Joseph Samwel Mapunda was 46 when he was diagnosed with TB. He was cured in eight months, but by the time the disease was through with his family, his wife and daughter were sick too, and his brother-in-law was dead.
“From that day, I felt very strongly about this,” he told us last week. He felt strongly that TB patients had a right to choose whether to be treated in a hospital or in their own communities, and he felt strongly that too many communities were missing the message that the disease is curable.
From that impetus came Mukikute — Fight AIDS and Tuberculosis in Tanzania — the first former TB patients’ club in the country, in the Temeke municipality of Dar es Salaam, and from that something of a movement. The group has taken the message to bus stations, market places, and to traditional healers: “I am a former TB patient. I’m cured, and you can get cured as well.” It led to the formation of Mkuta, an umbrella organization of former tuberculosis patient led groups nationwide, to a focus on the deadly synergy of HIV and TB coinfection, and to the recognition that many tuberculosis and HIV patients are hidden, and that their communities must be reached too.
So last week after we met Mapunda, now 56 and president of Mukikute, we followed him and several staffers to a community based drop-in center where people who inject drugs can get clean needles and syringes, condoms, take a shower, and lie down. In addition, they can be screened for tuberculosis.

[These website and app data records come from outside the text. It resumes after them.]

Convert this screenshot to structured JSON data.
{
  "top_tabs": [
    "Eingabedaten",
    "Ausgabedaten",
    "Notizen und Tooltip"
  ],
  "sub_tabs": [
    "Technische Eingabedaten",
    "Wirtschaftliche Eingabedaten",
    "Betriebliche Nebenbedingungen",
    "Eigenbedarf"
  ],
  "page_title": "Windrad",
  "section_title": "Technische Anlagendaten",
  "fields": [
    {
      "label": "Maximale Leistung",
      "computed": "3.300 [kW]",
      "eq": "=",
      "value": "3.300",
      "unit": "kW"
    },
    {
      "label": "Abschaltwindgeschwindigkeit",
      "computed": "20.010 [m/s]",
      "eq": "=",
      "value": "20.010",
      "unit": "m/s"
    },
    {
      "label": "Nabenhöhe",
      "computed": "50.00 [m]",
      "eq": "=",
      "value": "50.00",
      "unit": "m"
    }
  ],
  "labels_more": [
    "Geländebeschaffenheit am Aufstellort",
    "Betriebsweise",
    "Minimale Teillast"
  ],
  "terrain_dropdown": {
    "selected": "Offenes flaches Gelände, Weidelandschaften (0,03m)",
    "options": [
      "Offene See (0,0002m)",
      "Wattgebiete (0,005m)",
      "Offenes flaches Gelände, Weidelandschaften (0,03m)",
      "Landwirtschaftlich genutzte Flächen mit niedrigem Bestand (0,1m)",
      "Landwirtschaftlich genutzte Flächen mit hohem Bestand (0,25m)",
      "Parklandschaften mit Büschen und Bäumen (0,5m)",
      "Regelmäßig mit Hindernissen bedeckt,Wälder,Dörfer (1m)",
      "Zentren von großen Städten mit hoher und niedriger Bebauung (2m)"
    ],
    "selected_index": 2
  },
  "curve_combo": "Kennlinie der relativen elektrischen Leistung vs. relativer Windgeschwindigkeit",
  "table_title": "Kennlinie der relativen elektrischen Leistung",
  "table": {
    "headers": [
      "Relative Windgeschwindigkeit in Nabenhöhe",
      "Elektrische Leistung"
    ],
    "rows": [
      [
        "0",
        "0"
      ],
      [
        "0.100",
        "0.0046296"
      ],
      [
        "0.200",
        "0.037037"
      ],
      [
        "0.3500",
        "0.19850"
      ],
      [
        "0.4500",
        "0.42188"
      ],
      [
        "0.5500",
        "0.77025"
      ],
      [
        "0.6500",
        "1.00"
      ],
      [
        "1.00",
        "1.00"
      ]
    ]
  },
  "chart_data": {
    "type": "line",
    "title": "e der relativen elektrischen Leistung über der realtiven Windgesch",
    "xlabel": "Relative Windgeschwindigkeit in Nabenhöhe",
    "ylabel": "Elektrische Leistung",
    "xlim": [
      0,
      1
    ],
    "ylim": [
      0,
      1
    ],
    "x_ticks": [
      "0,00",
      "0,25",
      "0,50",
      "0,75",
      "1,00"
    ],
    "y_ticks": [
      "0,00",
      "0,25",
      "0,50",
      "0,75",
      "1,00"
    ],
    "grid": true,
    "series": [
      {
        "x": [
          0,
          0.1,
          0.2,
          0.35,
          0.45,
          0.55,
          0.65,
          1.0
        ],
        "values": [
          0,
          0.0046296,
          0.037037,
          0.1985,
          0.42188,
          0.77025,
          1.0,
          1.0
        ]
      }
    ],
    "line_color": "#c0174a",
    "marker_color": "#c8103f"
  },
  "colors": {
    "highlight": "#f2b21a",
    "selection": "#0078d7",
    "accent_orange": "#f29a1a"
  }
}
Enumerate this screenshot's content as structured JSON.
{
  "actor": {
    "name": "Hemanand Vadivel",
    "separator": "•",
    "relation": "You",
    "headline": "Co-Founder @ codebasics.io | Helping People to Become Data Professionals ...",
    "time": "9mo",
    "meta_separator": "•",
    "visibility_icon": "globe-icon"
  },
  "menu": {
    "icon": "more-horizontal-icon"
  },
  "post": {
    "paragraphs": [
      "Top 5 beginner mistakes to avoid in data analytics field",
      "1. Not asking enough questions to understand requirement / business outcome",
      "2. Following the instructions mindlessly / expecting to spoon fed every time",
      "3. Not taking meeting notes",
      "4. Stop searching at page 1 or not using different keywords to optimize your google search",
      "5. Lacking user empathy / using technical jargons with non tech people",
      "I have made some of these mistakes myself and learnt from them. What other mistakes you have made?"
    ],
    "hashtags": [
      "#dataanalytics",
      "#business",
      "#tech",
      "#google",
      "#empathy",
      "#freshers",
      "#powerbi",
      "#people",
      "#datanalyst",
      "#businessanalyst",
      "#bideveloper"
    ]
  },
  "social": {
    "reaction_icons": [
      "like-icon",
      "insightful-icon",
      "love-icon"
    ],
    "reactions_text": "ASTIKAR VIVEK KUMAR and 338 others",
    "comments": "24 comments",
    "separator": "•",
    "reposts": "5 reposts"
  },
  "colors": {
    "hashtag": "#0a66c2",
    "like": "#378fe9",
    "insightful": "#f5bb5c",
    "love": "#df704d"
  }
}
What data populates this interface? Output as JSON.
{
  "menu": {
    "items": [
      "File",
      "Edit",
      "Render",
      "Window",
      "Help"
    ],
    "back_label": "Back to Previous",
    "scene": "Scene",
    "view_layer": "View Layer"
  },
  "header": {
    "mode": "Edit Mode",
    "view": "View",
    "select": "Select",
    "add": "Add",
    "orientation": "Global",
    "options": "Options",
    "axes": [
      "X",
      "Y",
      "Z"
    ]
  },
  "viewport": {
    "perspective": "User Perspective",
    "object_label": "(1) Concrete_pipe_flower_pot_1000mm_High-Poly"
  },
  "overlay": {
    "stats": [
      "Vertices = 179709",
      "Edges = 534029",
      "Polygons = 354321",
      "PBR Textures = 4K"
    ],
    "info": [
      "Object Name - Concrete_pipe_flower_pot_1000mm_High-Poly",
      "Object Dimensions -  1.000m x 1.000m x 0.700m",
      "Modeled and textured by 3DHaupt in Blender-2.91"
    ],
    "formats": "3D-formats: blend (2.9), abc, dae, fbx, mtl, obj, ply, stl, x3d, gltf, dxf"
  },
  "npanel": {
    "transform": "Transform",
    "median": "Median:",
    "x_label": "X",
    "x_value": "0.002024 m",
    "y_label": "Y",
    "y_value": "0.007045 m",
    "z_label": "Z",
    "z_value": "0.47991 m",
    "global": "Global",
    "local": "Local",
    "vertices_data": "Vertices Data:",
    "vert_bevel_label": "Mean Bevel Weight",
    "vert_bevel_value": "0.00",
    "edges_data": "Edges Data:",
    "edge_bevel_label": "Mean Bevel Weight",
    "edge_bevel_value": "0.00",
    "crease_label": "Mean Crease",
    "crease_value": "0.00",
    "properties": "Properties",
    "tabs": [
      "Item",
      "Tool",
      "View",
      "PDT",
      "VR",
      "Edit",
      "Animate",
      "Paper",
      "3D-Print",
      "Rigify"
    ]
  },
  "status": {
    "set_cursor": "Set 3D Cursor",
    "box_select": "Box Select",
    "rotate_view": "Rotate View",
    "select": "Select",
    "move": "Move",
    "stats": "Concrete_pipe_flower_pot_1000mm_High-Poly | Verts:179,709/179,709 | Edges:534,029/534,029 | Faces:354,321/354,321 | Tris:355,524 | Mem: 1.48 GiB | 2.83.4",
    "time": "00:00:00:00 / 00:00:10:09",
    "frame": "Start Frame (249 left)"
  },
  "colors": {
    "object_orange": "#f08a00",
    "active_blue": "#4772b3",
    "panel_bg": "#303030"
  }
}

In the process they get the opportunity to save their own lives, a woman at the center told us.
“You know when you are addicted to drugs, even when you hear about TB it is not important to you,” she said. “When you use drugs you don’t think about what will happen to you. You only live for the present.”
But having a place that met her immediate needs made a difference, she said. “We drug-users, we are not considered human beings. But if you continue giving education, we can hear what you’re saying.”
She followed the instructions she was given, she said. “I thank God I am here today.”
We walked down a hall past a room with a mattress, where a client could take a rest. Across the hall a door opened onto a room where two men worked quickly and hard, squeezing juice from sugar cane. Mapunda, smiling, passed a glass of juice across the counter that opened onto the street. This is one of the sources of income for everything that happens there.
Mapunda calls it a dream, realized.
“Without TB, I wouldn’t be here,” he said.